Supreme Court Affirms Supremacy of Arbitration Agreements Over State Law
Nicholas Fortuna, May 17, 2017
On Monday, the Supreme Court ruled by a surprise 7-1 margin that the Federal Arbitration Act (FAA) preempts states from passing laws to restrict the use of arbitration. The decision came in Kindred Nursing Centers L.P. v. Clark, overturning the Kentucky Supreme Court which held that a general power of attorney does not authorize the holder to enter into arbitration agreements.
The wife and daughter of Joe Wellner and Olive Clark held a power of attorney with broad authority. When Joe and Olive moved to a nursing home operated by Kindred, the holders of the power of attorney completed all necessary paperwork. As part of the process, each signed an arbitration agreement on her relative’s behalf providing claims arising from the relative’s stay at the facility would be resolved through arbitration. After Joe and Olive died, their estates filed wrongful death suits against Kindred. Kindred sought to dismiss the cases arguing that the claims had to be arbitrated. The state courts ruled in favor of the estates and the U.S. Supreme Court reversed and found the FAA prevented the Kentucky state courts from blocking the enforcement of arbitration agreements.
The Court reiterated that an arbitration agreement may be invalidated only on generally accepted contract defenses, such as that the agreement was made under duress, or it lacked consideration. Those defenses, however, may not make it harder to form arbitration agreements than any other contract.

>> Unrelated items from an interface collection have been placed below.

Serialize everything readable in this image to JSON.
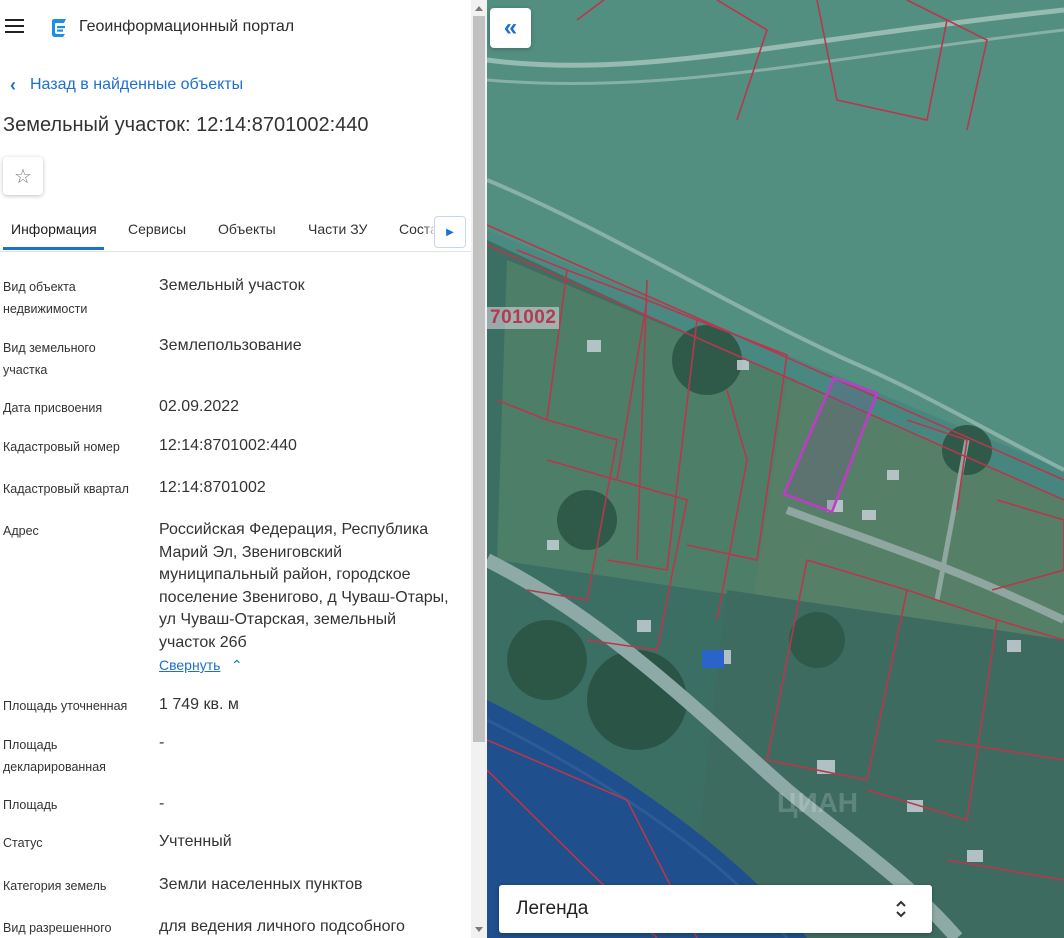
{
  "header": {
    "app_title": "Геоинформационный портал"
  },
  "back_link": {
    "label": "Назад в найденные объекты"
  },
  "page_title": "Земельный участок: 12:14:8701002:440",
  "tabs": [
    {
      "label": "Информация",
      "active": true
    },
    {
      "label": "Сервисы"
    },
    {
      "label": "Объекты"
    },
    {
      "label": "Части ЗУ"
    },
    {
      "label": "Состав"
    }
  ],
  "fields": [
    {
      "label": "Вид объекта недвижимости",
      "value": "Земельный участок"
    },
    {
      "label": "Вид земельного участка",
      "value": "Землепользование"
    },
    {
      "label": "Дата присвоения",
      "value": "02.09.2022"
    },
    {
      "label": "Кадастровый номер",
      "value": "12:14:8701002:440"
    },
    {
      "label": "Кадастровый квартал",
      "value": "12:14:8701002"
    },
    {
      "label": "Адрес",
      "value": "Российская Федерация, Республика Марий Эл, Звениговский муниципальный район, городское поселение Звенигово, д Чуваш-Отары, ул Чуваш-Отарская, земельный участок 26б"
    },
    {
      "label": "Площадь уточненная",
      "value": "1 749 кв. м"
    },
    {
      "label": "Площадь декларированная",
      "value": "-"
    },
    {
      "label": "Площадь",
      "value": "-"
    },
    {
      "label": "Статус",
      "value": "Учтенный"
    },
    {
      "label": "Категория земель",
      "value": "Земли населенных пунктов"
    },
    {
      "label": "Вид разрешенного",
      "value": "для ведения личного подсобного"
    }
  ],
  "collapse_link": "Свернуть",
  "map": {
    "quarter_label": "701002",
    "legend_label": "Легенда",
    "parcel_border_color": "#b8374d",
    "selected_parcel_color": "#c03cc8"
  },
  "icons": {
    "menu": "hamburger-icon",
    "logo": "portal-logo-icon",
    "back": "chevron-left-icon",
    "favorite": "star-icon",
    "tabs_next": "triangle-right-icon",
    "collapse": "chevron-up-icon",
    "map_toggle": "double-chevron-left-icon",
    "legend_toggle": "chevron-up-down-icon"
  }
}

The Supreme Court’s decision was derived from the Court’s landmark ruling in AT&T Mobility LLC v. Concepcion, in which the Court held that the FAA prevents states from interfering with arbitration agreements. Concepcion was decided in a 5-4 decision. The Court has moved to near universal acceptance of the principles stated in Concepcion. The only dissent in Kindred came from Justice Clarence Thomas, who holds a longstanding view that the FAA does not apply to state courts.
The next big decision in this area will come later this year in three Supreme Court cases that will be consolidated. The National Labor Relations Board (NLRB) has ruled that employers who require workers to sign arbitration agreements waiving their right to file class actions as a condition of employment violate workers’ collective action rights under the National Labor Relations Act (NLRA), (known as the D.R. Horton rule). This conflicts with the FAA, which holds arbitration agreements valid unless the contract underlying them is illegal. There is a split between the circuits over the viability of the NLRB’s stance. The Seventh and Ninth Circuits have found the NLRA’s guarantee of worker’s right to engage in concerted activity supersedes the FAA, rendering an agreement to arbitrate which impedes on such rights unenforceable. The Fifth Circuit has said the NLRA does not override the dictates of the FAA.
The interaction between the FAA, a federal law, and state law – Kindred – will not necessarily indicate how the Court will decide the interaction of the FAA and the NLRA, both federal laws.
In the meantime, the Court’s decision in Kindred is considered a victory for employers.